TASK DETAILS » For each line below that includes the string "screenshot", show the whole line.

----

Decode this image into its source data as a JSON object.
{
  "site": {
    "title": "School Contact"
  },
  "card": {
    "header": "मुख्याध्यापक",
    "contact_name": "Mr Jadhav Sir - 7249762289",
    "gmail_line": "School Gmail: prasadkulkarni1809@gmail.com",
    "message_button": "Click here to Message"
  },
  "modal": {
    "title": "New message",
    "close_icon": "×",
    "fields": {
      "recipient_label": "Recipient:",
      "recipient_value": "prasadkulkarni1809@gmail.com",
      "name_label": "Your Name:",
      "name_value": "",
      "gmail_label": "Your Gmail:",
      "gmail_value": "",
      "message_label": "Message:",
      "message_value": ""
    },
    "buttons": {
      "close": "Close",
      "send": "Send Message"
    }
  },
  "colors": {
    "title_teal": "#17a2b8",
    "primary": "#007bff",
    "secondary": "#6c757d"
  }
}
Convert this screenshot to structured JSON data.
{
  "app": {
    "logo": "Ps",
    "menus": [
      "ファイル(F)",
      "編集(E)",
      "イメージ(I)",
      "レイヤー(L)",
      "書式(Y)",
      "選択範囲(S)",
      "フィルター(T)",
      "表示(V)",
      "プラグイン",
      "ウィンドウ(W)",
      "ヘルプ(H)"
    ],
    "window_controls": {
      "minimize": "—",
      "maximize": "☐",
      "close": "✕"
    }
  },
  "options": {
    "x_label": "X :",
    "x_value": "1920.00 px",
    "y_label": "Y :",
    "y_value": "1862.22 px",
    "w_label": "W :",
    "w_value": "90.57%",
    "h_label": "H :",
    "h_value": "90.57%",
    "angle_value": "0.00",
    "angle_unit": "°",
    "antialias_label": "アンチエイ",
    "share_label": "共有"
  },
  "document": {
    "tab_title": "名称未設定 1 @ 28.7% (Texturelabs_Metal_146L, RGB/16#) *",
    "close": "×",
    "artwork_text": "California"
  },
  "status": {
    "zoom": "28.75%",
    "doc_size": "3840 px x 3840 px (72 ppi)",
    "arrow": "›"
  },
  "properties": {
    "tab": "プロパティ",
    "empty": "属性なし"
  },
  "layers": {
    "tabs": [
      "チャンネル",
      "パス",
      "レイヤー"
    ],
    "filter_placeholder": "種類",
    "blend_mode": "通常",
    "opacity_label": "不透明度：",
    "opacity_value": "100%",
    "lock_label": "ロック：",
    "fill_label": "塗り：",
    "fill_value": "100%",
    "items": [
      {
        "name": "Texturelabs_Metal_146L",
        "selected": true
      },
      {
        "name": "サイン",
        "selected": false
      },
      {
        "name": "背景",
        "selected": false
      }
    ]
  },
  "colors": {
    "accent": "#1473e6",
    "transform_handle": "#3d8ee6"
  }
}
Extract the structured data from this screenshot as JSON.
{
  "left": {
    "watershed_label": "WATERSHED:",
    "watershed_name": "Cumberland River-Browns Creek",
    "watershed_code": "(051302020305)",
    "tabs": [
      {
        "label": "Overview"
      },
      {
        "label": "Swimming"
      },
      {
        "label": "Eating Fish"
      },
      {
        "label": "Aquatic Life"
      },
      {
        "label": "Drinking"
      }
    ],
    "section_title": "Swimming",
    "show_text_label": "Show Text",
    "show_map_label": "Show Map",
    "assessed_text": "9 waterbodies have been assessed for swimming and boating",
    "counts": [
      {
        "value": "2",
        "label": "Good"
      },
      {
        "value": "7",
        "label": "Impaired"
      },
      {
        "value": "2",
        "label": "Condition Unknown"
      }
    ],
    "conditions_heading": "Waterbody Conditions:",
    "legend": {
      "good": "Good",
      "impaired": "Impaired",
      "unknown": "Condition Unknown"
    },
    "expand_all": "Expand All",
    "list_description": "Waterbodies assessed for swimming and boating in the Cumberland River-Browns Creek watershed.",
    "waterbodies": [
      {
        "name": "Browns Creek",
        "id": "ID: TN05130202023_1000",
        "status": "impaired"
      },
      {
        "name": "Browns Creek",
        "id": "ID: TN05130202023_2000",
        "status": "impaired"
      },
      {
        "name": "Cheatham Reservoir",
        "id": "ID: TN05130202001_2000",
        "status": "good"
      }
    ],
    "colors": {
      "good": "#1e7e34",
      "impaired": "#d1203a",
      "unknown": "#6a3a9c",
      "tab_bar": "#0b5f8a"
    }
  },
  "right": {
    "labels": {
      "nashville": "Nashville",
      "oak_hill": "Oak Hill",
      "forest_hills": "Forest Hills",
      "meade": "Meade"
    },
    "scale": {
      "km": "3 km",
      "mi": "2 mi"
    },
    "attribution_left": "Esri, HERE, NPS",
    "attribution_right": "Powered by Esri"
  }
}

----

FINISHED EXERCISE »
Convert this screenshot to structured JSON data.
Extract the structured data from this screenshot as JSON.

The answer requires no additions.